Obama Touts Algal Biofuels; $14M in New R&D Funding; $2.28 per Gallon Algal Biofuels in Sight?
by Jim Lane (Biofuels Digest) …In Washington, the Obama Administration outlined a new $14 million round of R&D grants for algal biofuels, as the US President highlighted algal biofuels in a speech at the University of Miami which focused on energy policy.
In Miami, the President said: “We’re making new investments in the development of gasoline and diesel and jet fuel that’s actually made from a plant-like substance — algae. You’ve got a bunch of algae out here, right? If we can figure out how to make energy out of that, we’ll be doing all right. Believe it or not, we could replace up to 17 percent of the oil we import for transportation with this fuel that we can grow right here in the United States. And that means greater energy security. That means lower costs. It means more jobs. It means a stronger economy.”
…Through ARPA-E, the Energy Department will make $14 million available to support research and development into biofuels from algae … The Department is currently supporting more than 30 algae-based biofuels projects, representing $85 million in total investments.
…Specifically, the new projects will establish and operate research “test beds” for algal biofuels that can facilitate development, test new approaches to algae production, and discover innovative ways to minimize the water and nutrients needed to mass produce algae for commercial biofuels. … A copy of the full funding announcement can be downloaded here.

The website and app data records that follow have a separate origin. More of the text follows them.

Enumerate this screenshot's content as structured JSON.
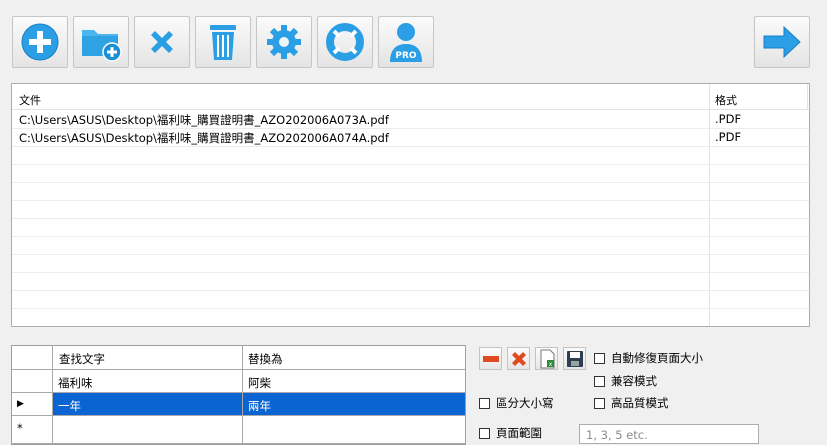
{
  "toolbar": {
    "buttons": [
      {
        "name": "add-file-button",
        "icon": "plus-circle-icon"
      },
      {
        "name": "add-folder-button",
        "icon": "folder-plus-icon"
      },
      {
        "name": "remove-button",
        "icon": "x-icon"
      },
      {
        "name": "clear-button",
        "icon": "trash-icon"
      },
      {
        "name": "settings-button",
        "icon": "gear-icon"
      },
      {
        "name": "help-button",
        "icon": "lifebuoy-icon"
      },
      {
        "name": "pro-button",
        "icon": "user-pro-icon",
        "badge": "PRO"
      }
    ],
    "next_icon": "arrow-right-icon"
  },
  "files": {
    "col_file": "文件",
    "col_format": "格式",
    "rows": [
      {
        "path": "C:\\Users\\ASUS\\Desktop\\福利味_購買證明書_AZO202006A073A.pdf",
        "format": ".PDF"
      },
      {
        "path": "C:\\Users\\ASUS\\Desktop\\福利味_購買證明書_AZO202006A074A.pdf",
        "format": ".PDF"
      }
    ]
  },
  "replace": {
    "col_find": "查找文字",
    "col_replace": "替換為",
    "rows": [
      {
        "marker": "",
        "find": "福利味",
        "replace": "阿柴"
      },
      {
        "marker": "▶",
        "find": "一年",
        "replace": "兩年"
      },
      {
        "marker": "*",
        "find": "",
        "replace": ""
      }
    ]
  },
  "options": {
    "auto_fix_page_size": "自動修復頁面大小",
    "compat_mode": "兼容模式",
    "high_quality": "高品質模式",
    "case_sensitive": "區分大小寫",
    "page_range_label": "頁面範圍",
    "page_range_placeholder": "1, 3, 5 etc."
  },
  "colors": {
    "accent": "#0a64d2",
    "icon_blue": "#2a9fe6"
  }
}
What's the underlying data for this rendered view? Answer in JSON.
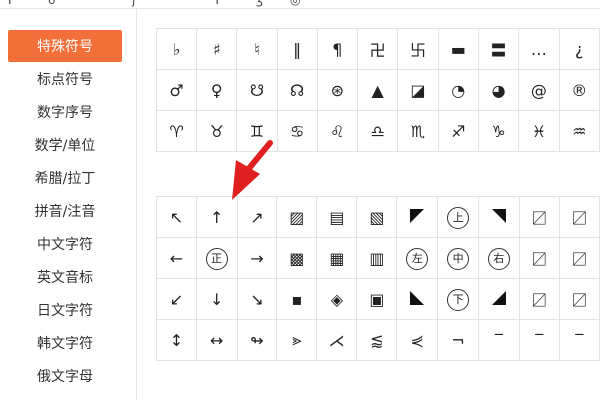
{
  "top_strip": [
    "Ͱ",
    "ʊ",
    "ʃ",
    "Ͳ",
    "ʒ",
    "◎"
  ],
  "sidebar": {
    "items": [
      {
        "label": "特殊符号",
        "active": true
      },
      {
        "label": "标点符号"
      },
      {
        "label": "数字序号"
      },
      {
        "label": "数学/单位"
      },
      {
        "label": "希腊/拉丁"
      },
      {
        "label": "拼音/注音"
      },
      {
        "label": "中文字符"
      },
      {
        "label": "英文音标"
      },
      {
        "label": "日文字符"
      },
      {
        "label": "韩文字符"
      },
      {
        "label": "俄文字母"
      }
    ]
  },
  "symbols_top": [
    [
      "♭",
      "♯",
      "♮",
      "‖",
      "¶",
      "卍",
      "卐",
      "▬",
      "〓",
      "…",
      "¿"
    ],
    [
      "♂",
      "♀",
      "☋",
      "☊",
      "⊛",
      "▲",
      "◪",
      "◔",
      "◕",
      "@",
      "®"
    ],
    [
      "♈",
      "♉",
      "♊",
      "♋",
      "♌",
      "♎",
      "♏",
      "♐",
      "♑",
      "♓",
      "♒"
    ]
  ],
  "symbols_bottom": [
    [
      "↖",
      "↑",
      "↗",
      "▨",
      "▤",
      "▧",
      "◤",
      "上",
      "◥",
      "〼",
      "〼"
    ],
    [
      "←",
      "正",
      "→",
      "▩",
      "▦",
      "▥",
      "左",
      "中",
      "右",
      "〼",
      "〼"
    ],
    [
      "↙",
      "↓",
      "↘",
      "▪",
      "◈",
      "▣",
      "◣",
      "下",
      "◢",
      "〼",
      "〼"
    ],
    [
      "↕",
      "↔",
      "↬",
      "⪢",
      "⋌",
      "⪅",
      "⋞",
      "¬",
      "‾",
      "‾",
      "‾"
    ]
  ],
  "colors": {
    "accent": "#f26f3a",
    "annotation_arrow": "#e02020",
    "grid_border": "#e3e3e3"
  }
}
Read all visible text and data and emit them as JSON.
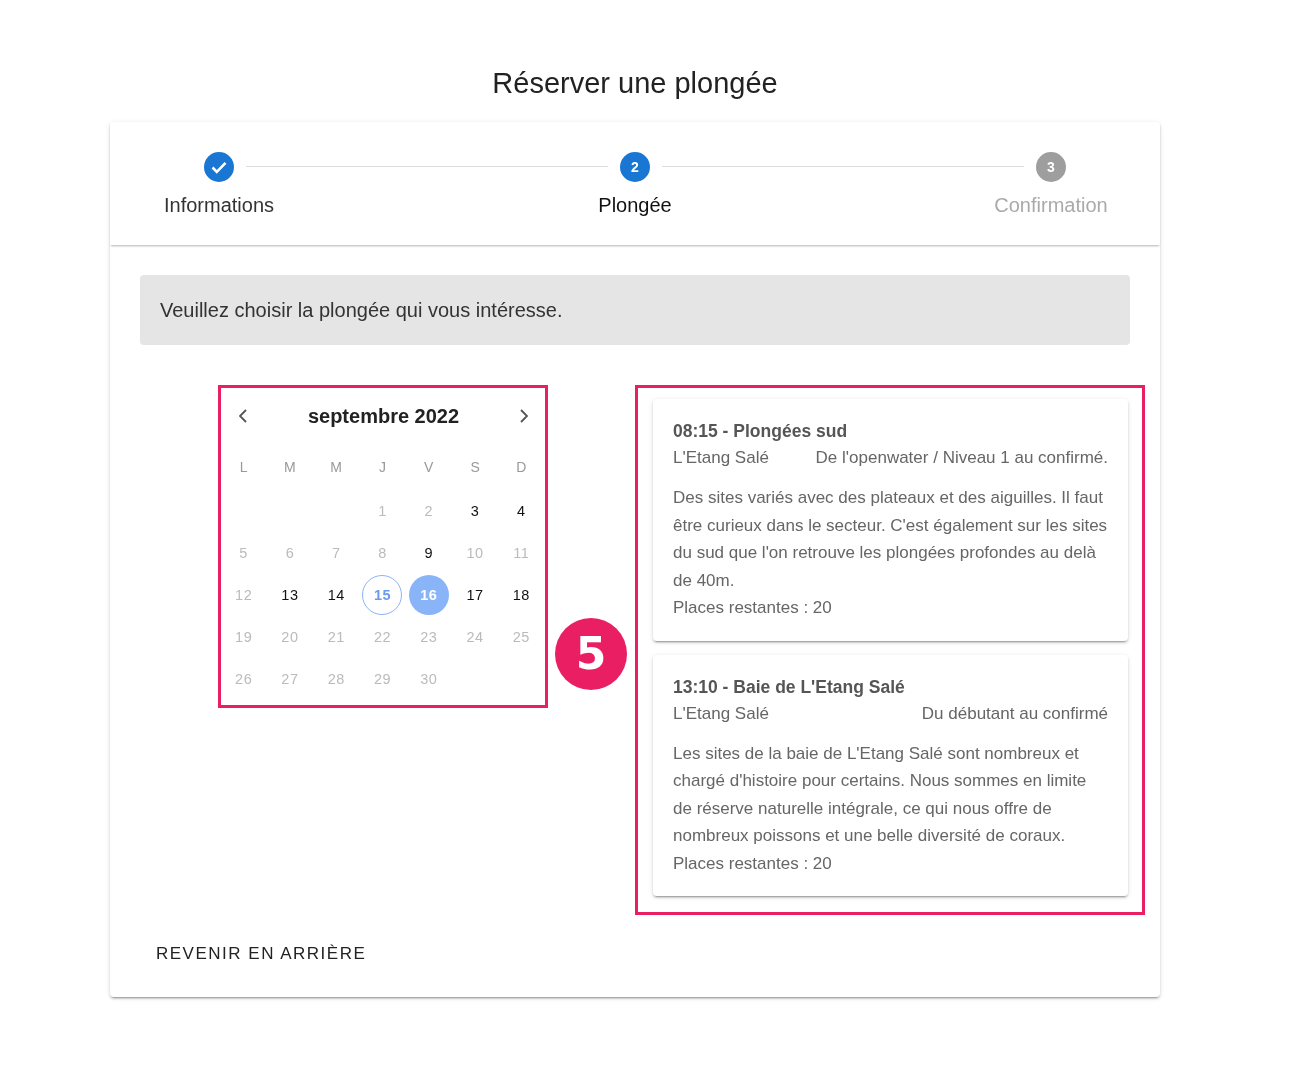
{
  "title": "Réserver une plongée",
  "steps": [
    {
      "label": "Informations",
      "completed": true,
      "selected": false
    },
    {
      "number": "2",
      "label": "Plongée",
      "completed": false,
      "selected": true
    },
    {
      "number": "3",
      "label": "Confirmation",
      "completed": false,
      "selected": false
    }
  ],
  "info_message": "Veuillez choisir la plongée qui vous intéresse.",
  "calendar": {
    "month": "septembre 2022",
    "weekdays": [
      "L",
      "M",
      "M",
      "J",
      "V",
      "S",
      "D"
    ],
    "weeks": [
      [
        {
          "day": "1",
          "disabled": true,
          "today": false,
          "selected": false
        },
        {
          "day": "2",
          "disabled": true,
          "today": false,
          "selected": false
        },
        {
          "day": "3",
          "disabled": false,
          "today": false,
          "selected": false
        },
        {
          "day": "4",
          "disabled": false,
          "today": false,
          "selected": false
        }
      ],
      [
        {
          "day": "5",
          "disabled": true,
          "today": false,
          "selected": false
        },
        {
          "day": "6",
          "disabled": true,
          "today": false,
          "selected": false
        },
        {
          "day": "7",
          "disabled": true,
          "today": false,
          "selected": false
        },
        {
          "day": "8",
          "disabled": true,
          "today": false,
          "selected": false
        },
        {
          "day": "9",
          "disabled": false,
          "today": false,
          "selected": false
        },
        {
          "day": "10",
          "disabled": true,
          "today": false,
          "selected": false
        },
        {
          "day": "11",
          "disabled": true,
          "today": false,
          "selected": false
        }
      ],
      [
        {
          "day": "12",
          "disabled": true,
          "today": false,
          "selected": false
        },
        {
          "day": "13",
          "disabled": false,
          "today": false,
          "selected": false
        },
        {
          "day": "14",
          "disabled": false,
          "today": false,
          "selected": false
        },
        {
          "day": "15",
          "disabled": false,
          "today": true,
          "selected": false
        },
        {
          "day": "16",
          "disabled": false,
          "today": false,
          "selected": true
        },
        {
          "day": "17",
          "disabled": false,
          "today": false,
          "selected": false
        },
        {
          "day": "18",
          "disabled": false,
          "today": false,
          "selected": false
        }
      ],
      [
        {
          "day": "19",
          "disabled": true,
          "today": false,
          "selected": false
        },
        {
          "day": "20",
          "disabled": true,
          "today": false,
          "selected": false
        },
        {
          "day": "21",
          "disabled": true,
          "today": false,
          "selected": false
        },
        {
          "day": "22",
          "disabled": true,
          "today": false,
          "selected": false
        },
        {
          "day": "23",
          "disabled": true,
          "today": false,
          "selected": false
        },
        {
          "day": "24",
          "disabled": true,
          "today": false,
          "selected": false
        },
        {
          "day": "25",
          "disabled": true,
          "today": false,
          "selected": false
        }
      ],
      [
        {
          "day": "26",
          "disabled": true,
          "today": false,
          "selected": false
        },
        {
          "day": "27",
          "disabled": true,
          "today": false,
          "selected": false
        },
        {
          "day": "28",
          "disabled": true,
          "today": false,
          "selected": false
        },
        {
          "day": "29",
          "disabled": true,
          "today": false,
          "selected": false
        },
        {
          "day": "30",
          "disabled": true,
          "today": false,
          "selected": false
        }
      ]
    ]
  },
  "callout": {
    "number": "5"
  },
  "dives": [
    {
      "title": "08:15 - Plongées sud",
      "location": "L'Etang Salé",
      "audience": "De l'openwater / Niveau 1 au confirmé.",
      "description": "Des sites variés avec des plateaux et des aiguilles. Il faut être curieux dans le secteur. C'est également sur les sites du sud que l'on retrouve les plongées profondes au delà de 40m.",
      "places": "Places restantes : 20"
    },
    {
      "title": "13:10 - Baie de L'Etang Salé",
      "location": "L'Etang Salé",
      "audience": "Du débutant au confirmé",
      "description": "Les sites de la baie de L'Etang Salé sont nombreux et chargé d'histoire pour certains. Nous sommes en limite de réserve naturelle intégrale, ce qui nous offre de nombreux poissons et une belle diversité de coraux.",
      "places": "Places restantes : 20"
    }
  ],
  "back_button": "REVENIR EN ARRIÈRE"
}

…A friend of the Digest writes: One topic worth discussion as the USDA’s BioPreferred [and other programs] are rolled out is the use of fossil carbon. For example, the use of waste CO2. What if the CO2 comes from a coal burning power plant? This is a great use of the CO2, perhaps better than sequestering it underground, but would the resulting succinate be biopreferred? What if a company like Proterro makes sugar from coal plant CO2? Can that sugar be used for biobased materials? My concern is that the program may hinder the types of novel innovation we need to creatively and effectively deal with waste CO2 and to have options other that sequestration.”